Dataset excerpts
★ ★ ★
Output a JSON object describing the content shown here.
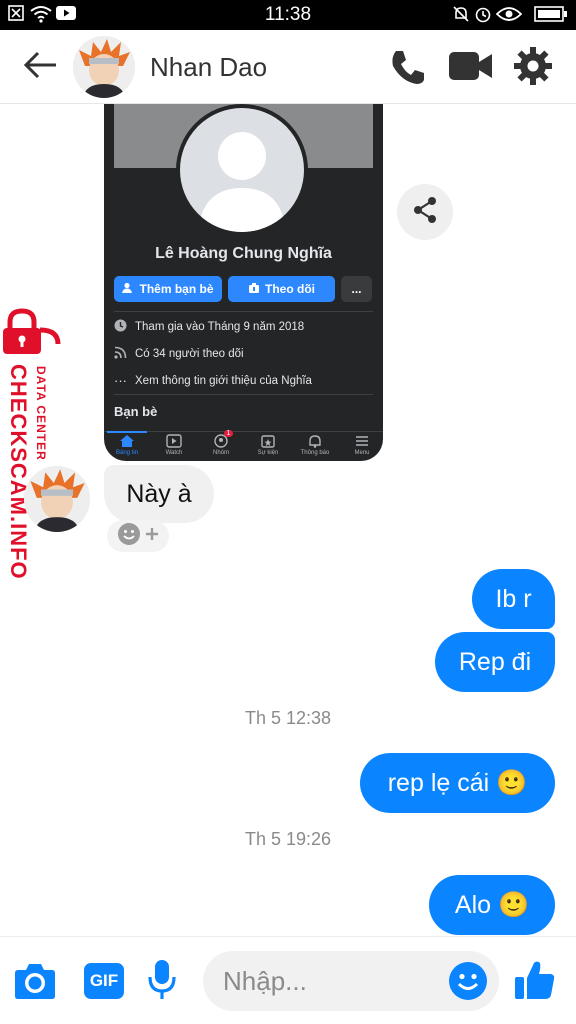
{
  "status_bar": {
    "time": "11:38"
  },
  "header": {
    "contact_name": "Nhan Dao"
  },
  "fb_profile": {
    "name": "Lê Hoàng Chung Nghĩa",
    "add_friend_label": "Thêm bạn bè",
    "follow_label": "Theo dõi",
    "more_label": "...",
    "joined": "Tham gia vào Tháng 9 năm 2018",
    "followers": "Có 34 người theo dõi",
    "about": "Xem thông tin giới thiệu của Nghĩa",
    "friends_heading": "Bạn bè",
    "tabs": [
      "Bảng tin",
      "Watch",
      "Nhóm",
      "Sự kiện",
      "Thông báo",
      "Menu"
    ],
    "groups_badge": "1"
  },
  "messages": {
    "in_1": "Này à",
    "out_1": "Ib r",
    "out_2": "Rep đi",
    "time_1": "Th 5 12:38",
    "out_3": "rep lẹ cái 🙂",
    "time_2": "Th 5 19:26",
    "out_4": "Alo 🙂"
  },
  "composer": {
    "placeholder": "Nhập...",
    "gif_label": "GIF"
  },
  "watermark": {
    "brand": "CHECKSCAM.INFO",
    "tag": "DATA CENTER"
  },
  "colors": {
    "accent": "#0a84ff",
    "watermark": "#e0102a"
  }
}
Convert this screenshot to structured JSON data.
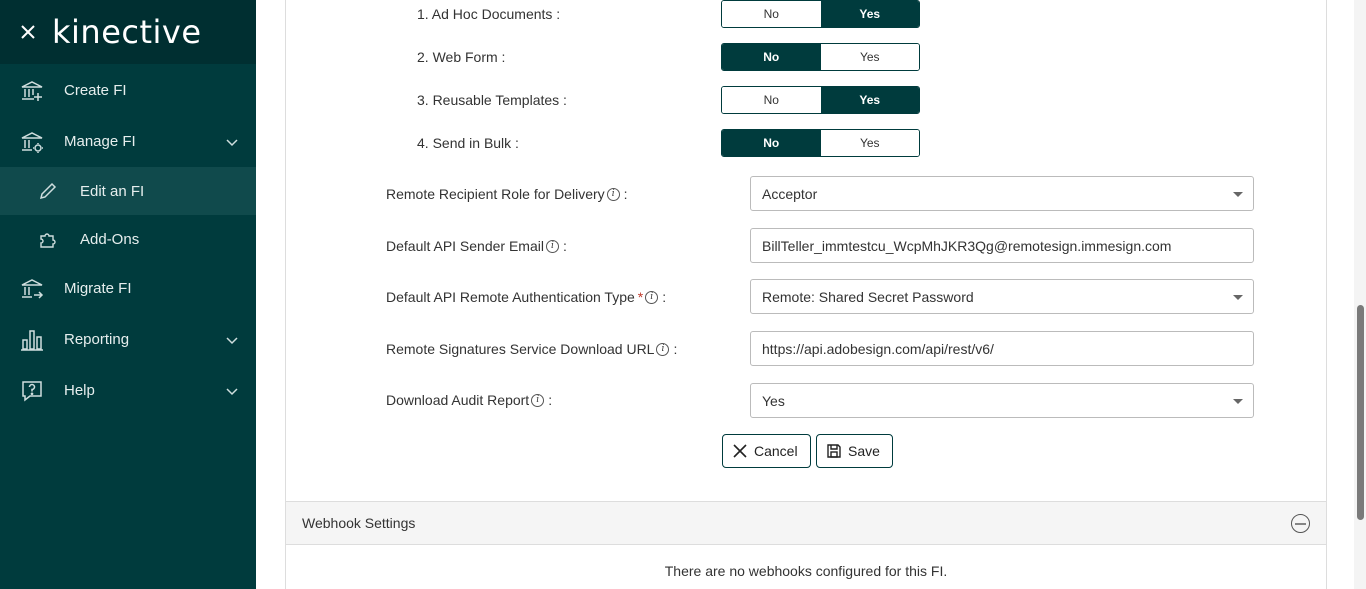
{
  "sidebar": {
    "logo": "kinective",
    "items": [
      {
        "label": "Create FI"
      },
      {
        "label": "Manage FI"
      },
      {
        "label": "Edit an FI"
      },
      {
        "label": "Add-Ons"
      },
      {
        "label": "Migrate FI"
      },
      {
        "label": "Reporting"
      },
      {
        "label": "Help"
      }
    ]
  },
  "form": {
    "toggles": [
      {
        "label": "1. Ad Hoc Documents :",
        "no": "No",
        "yes": "Yes",
        "selected": "Yes"
      },
      {
        "label": "2. Web Form :",
        "no": "No",
        "yes": "Yes",
        "selected": "No"
      },
      {
        "label": "3. Reusable Templates :",
        "no": "No",
        "yes": "Yes",
        "selected": "Yes"
      },
      {
        "label": "4. Send in Bulk :",
        "no": "No",
        "yes": "Yes",
        "selected": "No"
      }
    ],
    "recipient_role": {
      "label": "Remote Recipient Role for Delivery",
      "colon": ":",
      "value": "Acceptor"
    },
    "sender_email": {
      "label": "Default API Sender Email",
      "colon": ":",
      "value": "BillTeller_immtestcu_WcpMhJKR3Qg@remotesign.immesign.com"
    },
    "auth_type": {
      "label": "Default API Remote Authentication Type",
      "required": "*",
      "colon": ":",
      "value": "Remote: Shared Secret Password"
    },
    "download_url": {
      "label": "Remote Signatures Service Download URL",
      "colon": ":",
      "value": "https://api.adobesign.com/api/rest/v6/"
    },
    "audit_report": {
      "label": "Download Audit Report",
      "colon": ":",
      "value": "Yes"
    },
    "cancel_label": "Cancel",
    "save_label": "Save"
  },
  "webhooks": {
    "title": "Webhook Settings",
    "empty_message": "There are no webhooks configured for this FI."
  },
  "colors": {
    "sidebar_bg": "#003b3d",
    "accent": "#003b3d"
  }
}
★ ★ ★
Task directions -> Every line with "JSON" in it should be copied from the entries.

Worked solution ->
Output a JSON object describing the content shown here.
Convert this screenshot to structured JSON data.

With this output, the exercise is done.